Like every Wednesday, this day is dedicated to Boccaccio’s De Mulieribus Claris. Today’s Mulier Clara is Megullia Dotata, a Roman lady whose name became a title for the woman that came with a substantial dowry.
In Roman times, much like in some parts of the world today, a dowry was the amount of money or property given to a husband by the parents of the bride-to-be. Gnaeus Scipio, Roman general and Megullia’s father, wished for his unmarried daughter to finally find someone. In order for his wish to come true, he first needed to build up a dowry: since he would have not been able to do so while fighting the Carthaginians in Spain, he asked the Roman Senate to find another General to take his place in the war. The Senate, not willing to lose such a great leader, came forward and offered to pay for the dowry instead. With a final worth of 40-50,000 bronze coins, Megullia’s dowry became the largest of the time - thus gaining her the appellative “Dotata” (meaning "richly dowered"). From that moment on, any woman with a generous dowry would take the name “Megullia Dotata”.
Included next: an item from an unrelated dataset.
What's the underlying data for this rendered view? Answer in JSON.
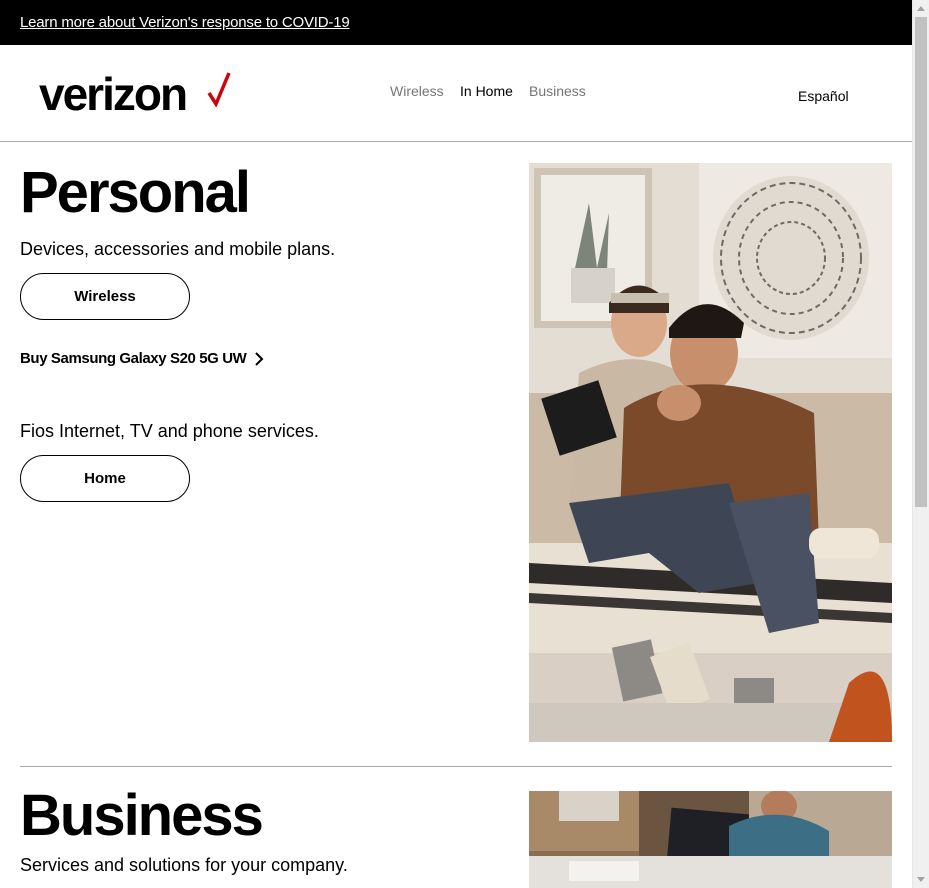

Boccaccio takes quite a critical stand on this story. Firstly, he disapproves of how Megullia’s fame can only be traced back to the value of her dowry and not any of her virtues or deeds. Moreover, the author points out how mankind’s relationship with money and property has changed compared to Megullia’s time: in 14th-century Florence, not even a peasant would have accepted such a laughable dowry. Elaborating on this, finally, Boccaccio states that modern richness has not actually helped in enlarging the minds of men - quite the contrary, it has only fed more vices and earthly desires.
“Megullia Dotata”, illumination from the manuscript “De Mulieribus Claris”, decorated by Robinet Testard, ms. Français 599, f. 48r, 1488-1496, Bibliothèque nationale de France, Département des Manuscrits, Paris.
Historically and mythologically speaking, being in a powerful position (and perhaps also a…